In a move that could affect thousands of service members already serving the United States and stop thousands more from enlisting, President Trump announced via Twitter that, “After consulting with my Generals and military experts, please be advised that the United States Government would not accept or allow… Transgender people to serve in any capacity in the U.S. Military. Our military must be focused on decisive and overwhelming… victory and cannot be burdened with the tremendous medical costs and disruptions that transgender in the military would entail.”
It is unclear how such a ban would affect the thousands of transgender people already serving in the U.S. military, but the series of tweets directly contradicts former Secretary of Defense Ash Carter’s 2016 statement, “that the Defense Department and the military need to avail ourselves of all talent possible in order to remain what we are now — the finest fighting force the world has ever known,” when the ban was lifted. Under Carter, the Department of Defense had first announced in July 2015 that they would lift the ban on transgender soldiers serving openly in the military.

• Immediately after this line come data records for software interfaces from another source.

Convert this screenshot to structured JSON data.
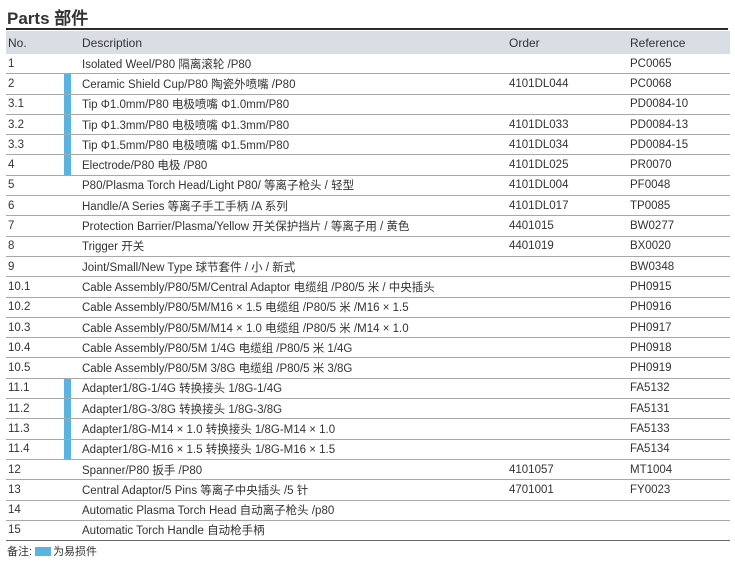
{
  "title": "Parts 部件",
  "headers": {
    "no": "No.",
    "description": "Description",
    "order": "Order",
    "reference": "Reference"
  },
  "rows": [
    {
      "no": "1",
      "desc": "Isolated Weel/P80 隔离滚轮 /P80",
      "order": "",
      "ref": "PC0065",
      "wear": false
    },
    {
      "no": "2",
      "desc": "Ceramic Shield Cup/P80 陶瓷外喷嘴 /P80",
      "order": "4101DL044",
      "ref": "PC0068",
      "wear": true
    },
    {
      "no": "3.1",
      "desc": "Tip Φ1.0mm/P80 电极喷嘴 Φ1.0mm/P80",
      "order": "",
      "ref": "PD0084-10",
      "wear": true
    },
    {
      "no": "3.2",
      "desc": "Tip Φ1.3mm/P80 电极喷嘴 Φ1.3mm/P80",
      "order": "4101DL033",
      "ref": "PD0084-13",
      "wear": true
    },
    {
      "no": "3.3",
      "desc": "Tip Φ1.5mm/P80 电极喷嘴 Φ1.5mm/P80",
      "order": "4101DL034",
      "ref": "PD0084-15",
      "wear": true
    },
    {
      "no": "4",
      "desc": "Electrode/P80 电极 /P80",
      "order": "4101DL025",
      "ref": "PR0070",
      "wear": true
    },
    {
      "no": "5",
      "desc": "P80/Plasma Torch Head/Light P80/ 等离子枪头 / 轻型",
      "order": "4101DL004",
      "ref": "PF0048",
      "wear": false
    },
    {
      "no": "6",
      "desc": "Handle/A Series 等离子手工手柄 /A 系列",
      "order": "4101DL017",
      "ref": "TP0085",
      "wear": false
    },
    {
      "no": "7",
      "desc": "Protection Barrier/Plasma/Yellow 开关保护挡片 / 等离子用 / 黄色",
      "order": "4401015",
      "ref": "BW0277",
      "wear": false
    },
    {
      "no": "8",
      "desc": "Trigger 开关",
      "order": "4401019",
      "ref": "BX0020",
      "wear": false
    },
    {
      "no": "9",
      "desc": "Joint/Small/New Type 球节套件 / 小 / 新式",
      "order": "",
      "ref": "BW0348",
      "wear": false
    },
    {
      "no": "10.1",
      "desc": "Cable Assembly/P80/5M/Central Adaptor 电缆组 /P80/5 米 / 中央插头",
      "order": "",
      "ref": "PH0915",
      "wear": false
    },
    {
      "no": "10.2",
      "desc": "Cable Assembly/P80/5M/M16 × 1.5 电缆组 /P80/5 米 /M16 × 1.5",
      "order": "",
      "ref": "PH0916",
      "wear": false
    },
    {
      "no": "10.3",
      "desc": "Cable Assembly/P80/5M/M14 × 1.0 电缆组 /P80/5 米 /M14 × 1.0",
      "order": "",
      "ref": "PH0917",
      "wear": false
    },
    {
      "no": "10.4",
      "desc": "Cable Assembly/P80/5M 1/4G 电缆组 /P80/5 米 1/4G",
      "order": "",
      "ref": "PH0918",
      "wear": false
    },
    {
      "no": "10.5",
      "desc": "Cable Assembly/P80/5M 3/8G 电缆组 /P80/5 米 3/8G",
      "order": "",
      "ref": "PH0919",
      "wear": false
    },
    {
      "no": "11.1",
      "desc": "Adapter1/8G-1/4G 转换接头 1/8G-1/4G",
      "order": "",
      "ref": "FA5132",
      "wear": true
    },
    {
      "no": "11.2",
      "desc": "Adapter1/8G-3/8G 转换接头 1/8G-3/8G",
      "order": "",
      "ref": "FA5131",
      "wear": true
    },
    {
      "no": "11.3",
      "desc": "Adapter1/8G-M14 × 1.0 转换接头 1/8G-M14 × 1.0",
      "order": "",
      "ref": "FA5133",
      "wear": true
    },
    {
      "no": "11.4",
      "desc": "Adapter1/8G-M16 × 1.5 转换接头 1/8G-M16 × 1.5",
      "order": "",
      "ref": "FA5134",
      "wear": true
    },
    {
      "no": "12",
      "desc": "Spanner/P80 扳手 /P80",
      "order": "4101057",
      "ref": "MT1004",
      "wear": false
    },
    {
      "no": "13",
      "desc": "Central Adaptor/5 Pins 等离子中央插头 /5 针",
      "order": "4701001",
      "ref": "FY0023",
      "wear": false
    },
    {
      "no": "14",
      "desc": "Automatic Plasma Torch Head 自动离子枪头 /p80",
      "order": "",
      "ref": "",
      "wear": false
    },
    {
      "no": "15",
      "desc": "Automatic Torch Handle 自动枪手柄",
      "order": "",
      "ref": "",
      "wear": false
    }
  ],
  "note": {
    "prefix": "备注:",
    "legend": "为易损件"
  },
  "colors": {
    "wear_marker": "#5ab4e2",
    "header_bg": "#d9dde4"
  }
}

On June 30, the Pentagon released this statement: “Secretary [James] Mattis today approved a recommendation by the services to defer accessing transgender applicants into the military until Jan. 1, 2018,” said Chief Pentagon Spokesperson Dana W. White. “The services will review their accession plans and provide input on the impact to the readiness and lethality of our forces.”